* _Aim of the exercise_:
An exact copy of every entry is needed here; the images stay out.

* _Material for the task_:
.....
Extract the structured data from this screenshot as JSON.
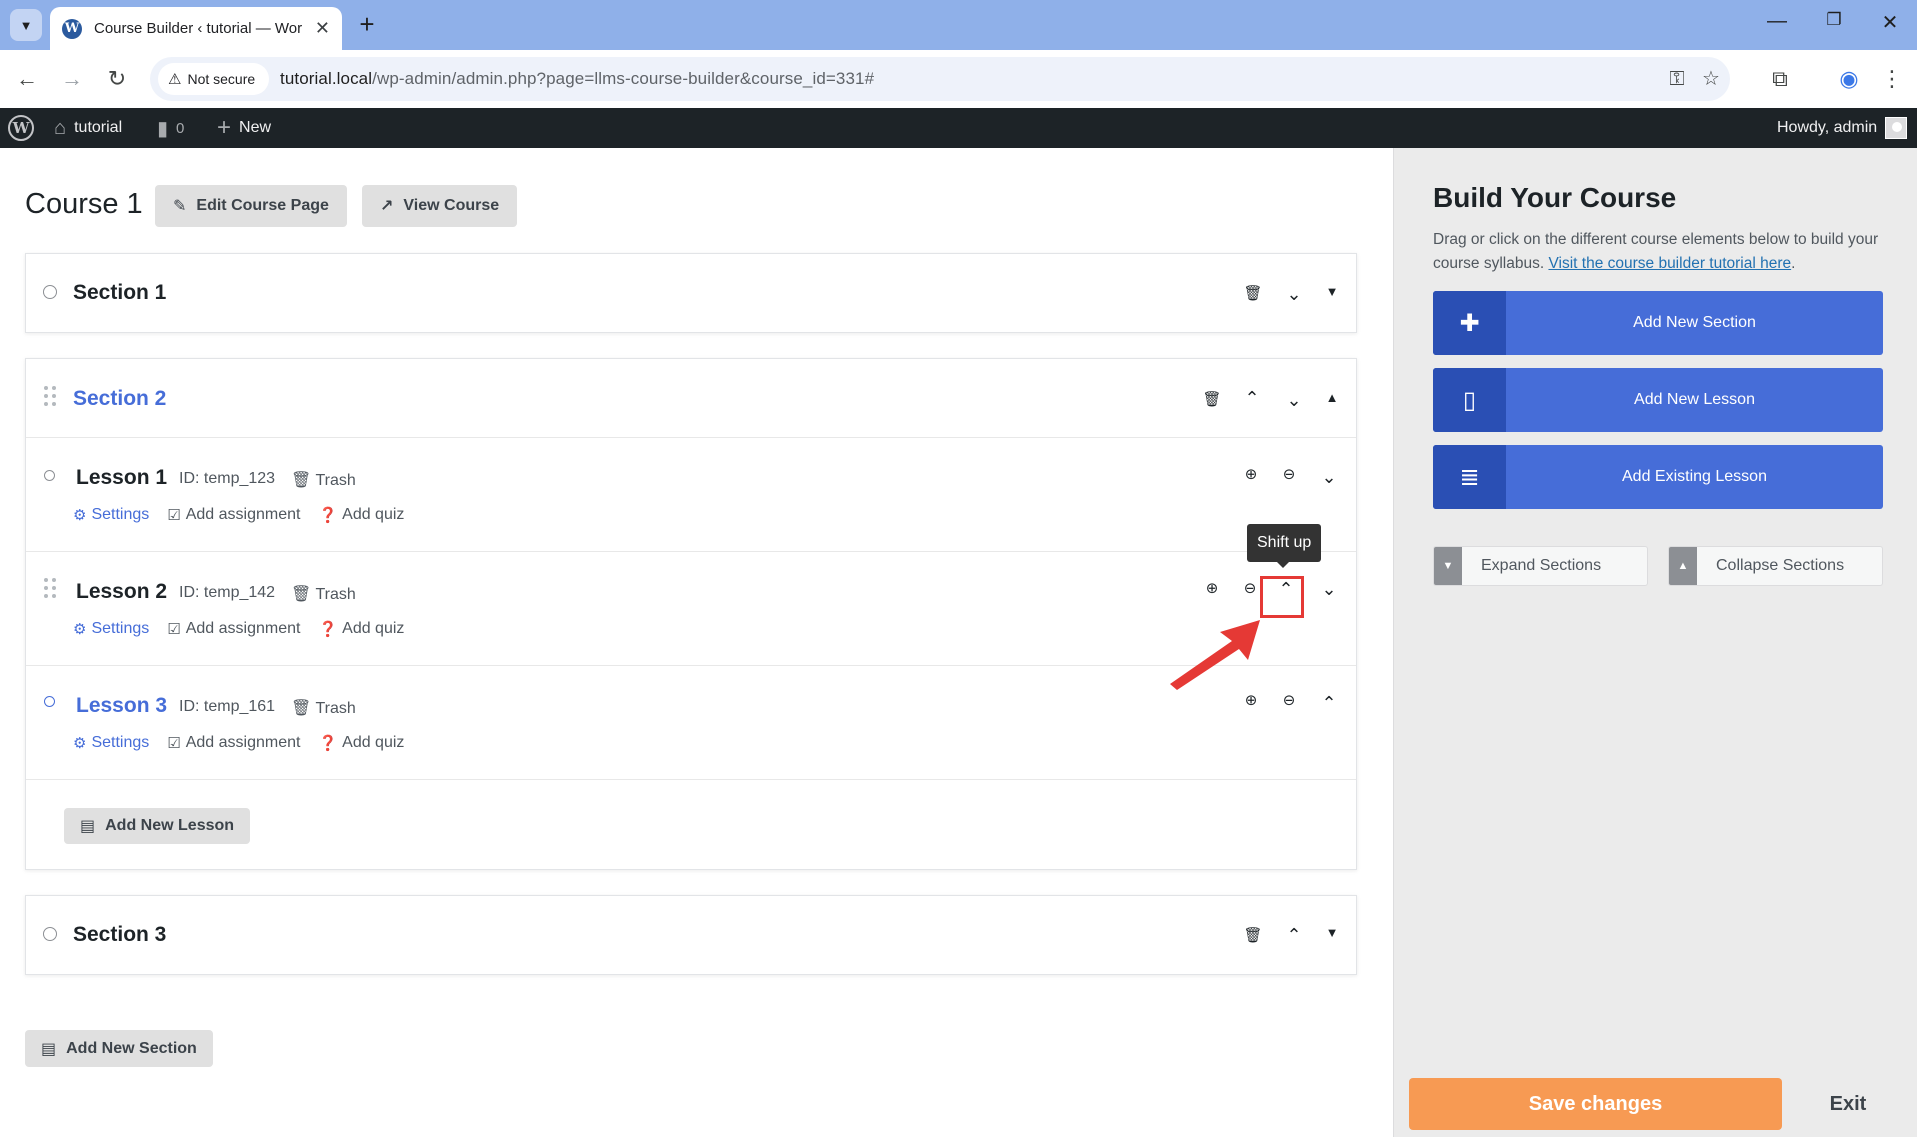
{
  "browser": {
    "tab_title": "Course Builder ‹ tutorial — Wor",
    "tab_favicon": "W",
    "new_tab_label": "+",
    "security_label": "Not secure",
    "url_host": "tutorial.local",
    "url_path": "/wp-admin/admin.php?page=llms-course-builder&course_id=331#"
  },
  "adminbar": {
    "site_name": "tutorial",
    "comments_count": "0",
    "new_label": "New",
    "greeting": "Howdy, admin"
  },
  "course": {
    "title": "Course 1",
    "edit_label": "Edit Course Page",
    "view_label": "View Course"
  },
  "sections": [
    {
      "title": "Section 1"
    },
    {
      "title": "Section 2",
      "lessons": [
        {
          "title": "Lesson 1",
          "id_text": "ID: temp_123",
          "trash": "Trash",
          "settings": "Settings",
          "add_assignment": "Add assignment",
          "add_quiz": "Add quiz"
        },
        {
          "title": "Lesson 2",
          "id_text": "ID: temp_142",
          "trash": "Trash",
          "settings": "Settings",
          "add_assignment": "Add assignment",
          "add_quiz": "Add quiz"
        },
        {
          "title": "Lesson 3",
          "id_text": "ID: temp_161",
          "trash": "Trash",
          "settings": "Settings",
          "add_assignment": "Add assignment",
          "add_quiz": "Add quiz"
        }
      ],
      "add_lesson_label": "Add New Lesson"
    },
    {
      "title": "Section 3"
    }
  ],
  "add_section_label": "Add New Section",
  "tooltip": "Shift up",
  "sidebar": {
    "title": "Build Your Course",
    "description": "Drag or click on the different course elements below to build your course syllabus.",
    "tutorial_link": "Visit the course builder tutorial here",
    "add_section": "Add New Section",
    "add_lesson": "Add New Lesson",
    "add_existing": "Add Existing Lesson",
    "expand": "Expand Sections",
    "collapse": "Collapse Sections",
    "save": "Save changes",
    "exit": "Exit"
  },
  "colors": {
    "primary": "#466dd8",
    "primary_dark": "#2a4fb4",
    "save": "#f79a53",
    "highlight": "#e53935"
  }
}
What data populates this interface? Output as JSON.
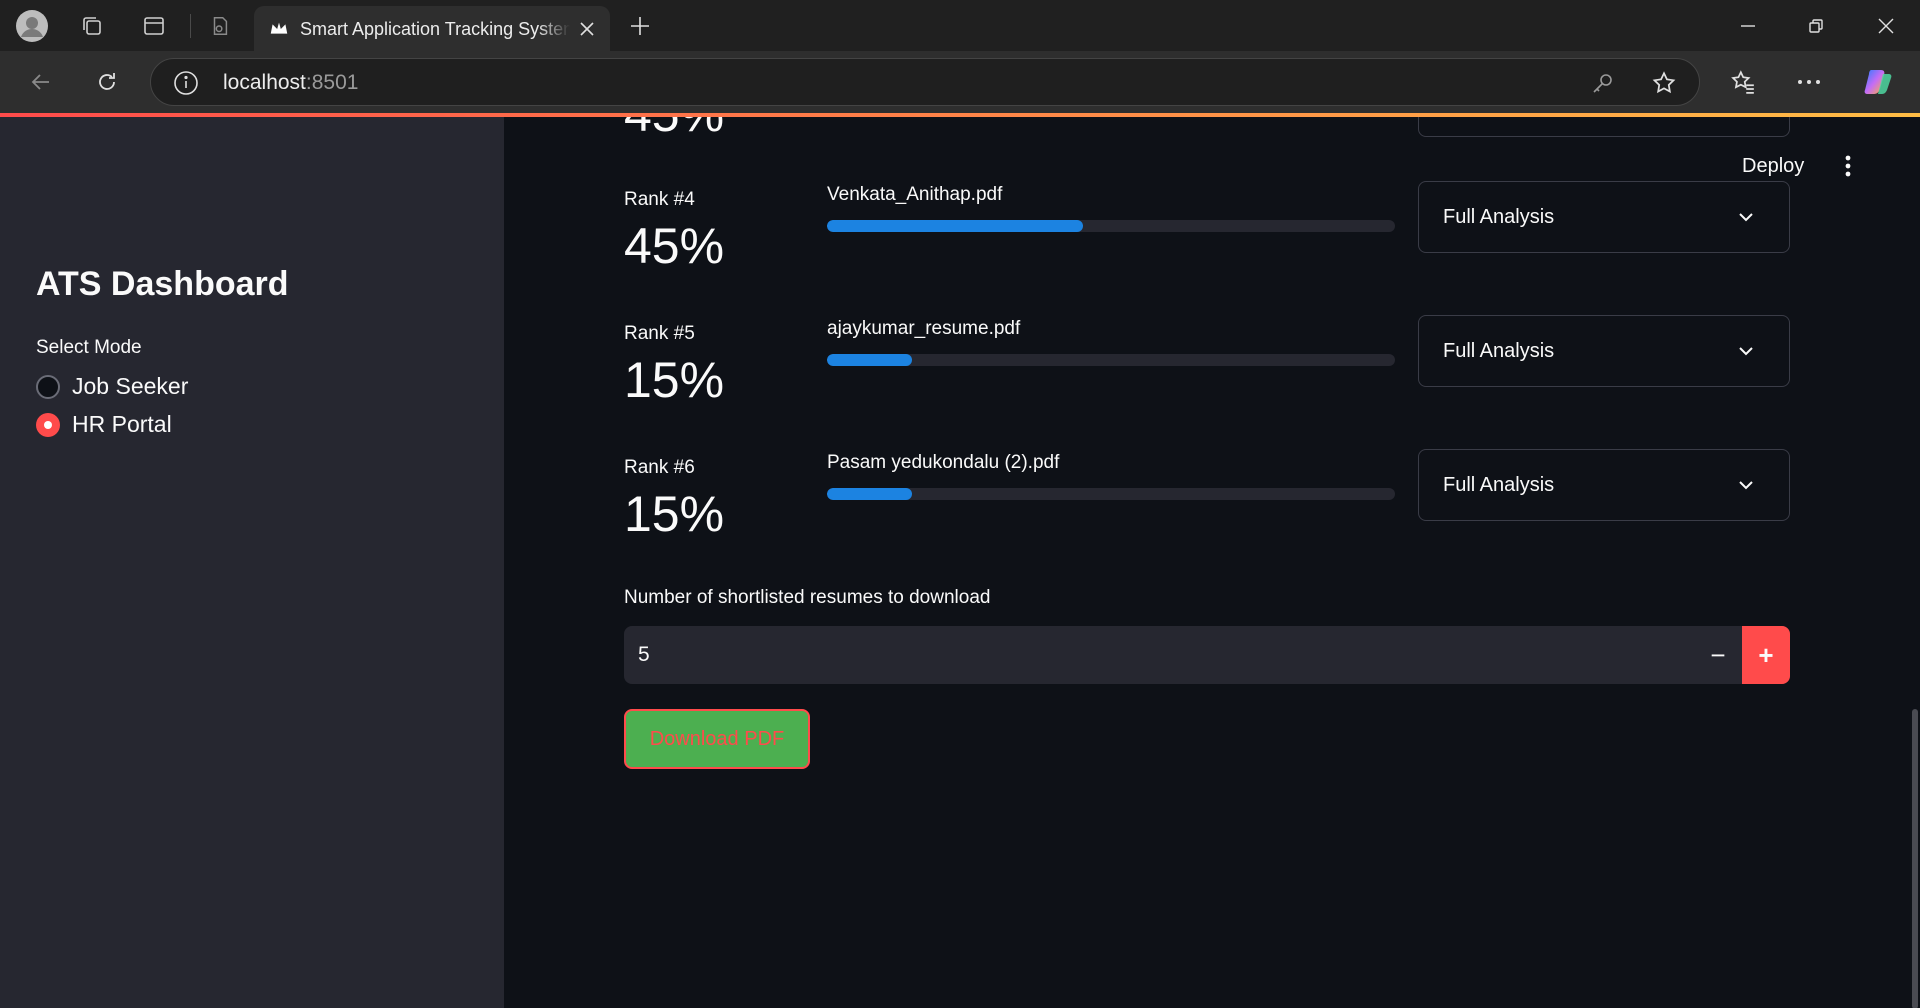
{
  "browser": {
    "tab_title": "Smart Application Tracking System",
    "url_host": "localhost",
    "url_port": ":8501"
  },
  "sidebar": {
    "title": "ATS Dashboard",
    "mode_label": "Select Mode",
    "modes": [
      {
        "label": "Job Seeker",
        "selected": false
      },
      {
        "label": "HR Portal",
        "selected": true
      }
    ]
  },
  "header": {
    "deploy_label": "Deploy"
  },
  "results": {
    "partial_score_top": "45%",
    "ranks": [
      {
        "rank": "Rank #4",
        "score": "45%",
        "file": "Venkata_Anithap.pdf",
        "progress": 0.45,
        "expander": "Full Analysis"
      },
      {
        "rank": "Rank #5",
        "score": "15%",
        "file": "ajaykumar_resume.pdf",
        "progress": 0.15,
        "expander": "Full Analysis"
      },
      {
        "rank": "Rank #6",
        "score": "15%",
        "file": "Pasam yedukondalu (2).pdf",
        "progress": 0.15,
        "expander": "Full Analysis"
      }
    ]
  },
  "download": {
    "count_label": "Number of shortlisted resumes to download",
    "count_value": "5",
    "minus": "−",
    "plus": "+",
    "button_label": "Download PDF"
  },
  "colors": {
    "accent": "#ff4b4b",
    "progress": "#1c83e1",
    "download_bg": "#4caf50"
  }
}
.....
* _Exercise output_:
Extract the structured data from this screenshot as JSON.
{
  "browser": {
    "tab_title": "Course Builder ‹ tutorial — Wor",
    "tab_favicon": "W",
    "new_tab_label": "+",
    "security_label": "Not secure",
    "url_host": "tutorial.local",
    "url_path": "/wp-admin/admin.php?page=llms-course-builder&course_id=331#"
  },
  "adminbar": {
    "site_name": "tutorial",
    "comments_count": "0",
    "new_label": "New",
    "greeting": "Howdy, admin"
  },
  "course": {
    "title": "Course 1",
    "edit_label": "Edit Course Page",
    "view_label": "View Course"
  },
  "sections": [
    {
      "title": "Section 1"
    },
    {
      "title": "Section 2",
      "lessons": [
        {
          "title": "Lesson 1",
          "id_text": "ID: temp_123",
          "trash": "Trash",
          "settings": "Settings",
          "add_assignment": "Add assignment",
          "add_quiz": "Add quiz"
        },
        {
          "title": "Lesson 2",
          "id_text": "ID: temp_142",
          "trash": "Trash",
          "settings": "Settings",
          "add_assignment": "Add assignment",
          "add_quiz": "Add quiz"
        },
        {
          "title": "Lesson 3",
          "id_text": "ID: temp_161",
          "trash": "Trash",
          "settings": "Settings",
          "add_assignment": "Add assignment",
          "add_quiz": "Add quiz"
        }
      ],
      "add_lesson_label": "Add New Lesson"
    },
    {
      "title": "Section 3"
    }
  ],
  "add_section_label": "Add New Section",
  "tooltip": "Shift up",
  "sidebar": {
    "title": "Build Your Course",
    "description": "Drag or click on the different course elements below to build your course syllabus.",
    "tutorial_link": "Visit the course builder tutorial here",
    "add_section": "Add New Section",
    "add_lesson": "Add New Lesson",
    "add_existing": "Add Existing Lesson",
    "expand": "Expand Sections",
    "collapse": "Collapse Sections",
    "save": "Save changes",
    "exit": "Exit"
  },
  "colors": {
    "primary": "#466dd8",
    "primary_dark": "#2a4fb4",
    "save": "#f79a53",
    "highlight": "#e53935"
  }
}
What data populates this interface? Output as JSON.
{
  "browser": {
    "tab_title": "Smart Application Tracking System",
    "url_host": "localhost",
    "url_port": ":8501"
  },
  "sidebar": {
    "title": "ATS Dashboard",
    "mode_label": "Select Mode",
    "modes": [
      {
        "label": "Job Seeker",
        "selected": false
      },
      {
        "label": "HR Portal",
        "selected": true
      }
    ]
  },
  "header": {
    "deploy_label": "Deploy"
  },
  "results": {
    "partial_score_top": "45%",
    "ranks": [
      {
        "rank": "Rank #4",
        "score": "45%",
        "file": "Venkata_Anithap.pdf",
        "progress": 0.45,
        "expander": "Full Analysis"
      },
      {
        "rank": "Rank #5",
        "score": "15%",
        "file": "ajaykumar_resume.pdf",
        "progress": 0.15,
        "expander": "Full Analysis"
      },
      {
        "rank": "Rank #6",
        "score": "15%",
        "file": "Pasam yedukondalu (2).pdf",
        "progress": 0.15,
        "expander": "Full Analysis"
      }
    ]
  },
  "download": {
    "count_label": "Number of shortlisted resumes to download",
    "count_value": "5",
    "minus": "−",
    "plus": "+",
    "button_label": "Download PDF"
  },
  "colors": {
    "accent": "#ff4b4b",
    "progress": "#1c83e1",
    "download_bg": "#4caf50"
  }
}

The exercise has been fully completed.